Register all your mirrors, trying to "mount" them one-by-one in any order. If you have N mirrors (i.e. one original and N-1 replicas), then first N-1 mount commands will fail. Of course, it is not too graceful, but this is temporal solution. The N-th "attempt" should succeed. Have a fun. Unmount as usual.
Suppose we have 2 partitions /dev/sda7 and /dev/sda8 of equal size. Let's create an array of 2 mirrors:
mkfs.reiser4 -my -o node=node41 /dev/sda7 /dev/sda8
Take a look at original subvolume:
Take a look at replica:
Register the original subvolume
mount /dev/sda7 /mnt mount: wrong fs type, bad option, bad superblock blablabla.... dmesg reiser4[mount(20914)]: check_active_replicas (fs/reiser4/init_volume.c:268)[edward-1750]: WARNING: /dev/sda7 requires replicas, which are not registered.
Register the replica and mount the array:
mount /dev/sda8 /mnt dmesg

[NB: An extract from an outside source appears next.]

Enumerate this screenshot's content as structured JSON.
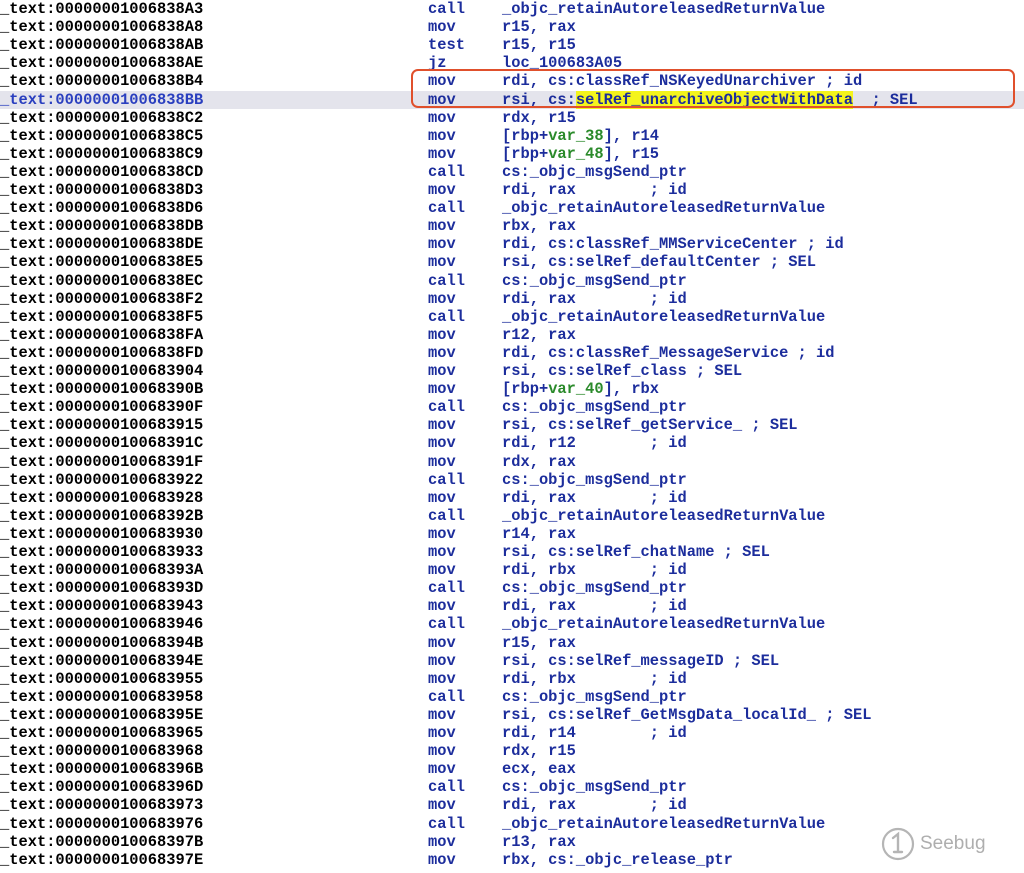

reiser4: registered subvolume (/dev/sda8) reiser4 (sda8): found disk format 4.0.1. reiser4 (/dev/sda7): using Hybrid Transaction Model.
Let's copy a file /etc/services to our array of mirrors:
cp /etc/services /mnt/.
Unmount the array:
Find a root block: it goes the first in the tree dump:
debugfs.reiser4 -t /dev/sda7
In our case the root block has blocknumber #79
Let's now take a look on how our failover works. The death defying act: we erase the root block of the original subvolume:
dd if=/dev/zero of=/dev/sda7 bs=4096 count=1 seek=79
We know that the mount procedure load the root block. Let's try to mount our array with the corrupted root block:
mount /dev/sda8 /mnt
Everything works.. Take a look at kernel messages:
dmesg reiser4[mount(21224)]: __jload_gfp_failover[edward-1811]: WARNING: block 79 (/dev/sda7) looks corrupted. NOTICE: Loading from replica device /dev/sda8.
1) Mirror tools (upgrade/downgrade/synchronize an array of mirrors, swap original and specified replica, convert replica to an original subvolume, visualization of mirror arrays, etc);
2) Checksumming format super-block;
3) Issuing discard requests for replicas on SSD devices.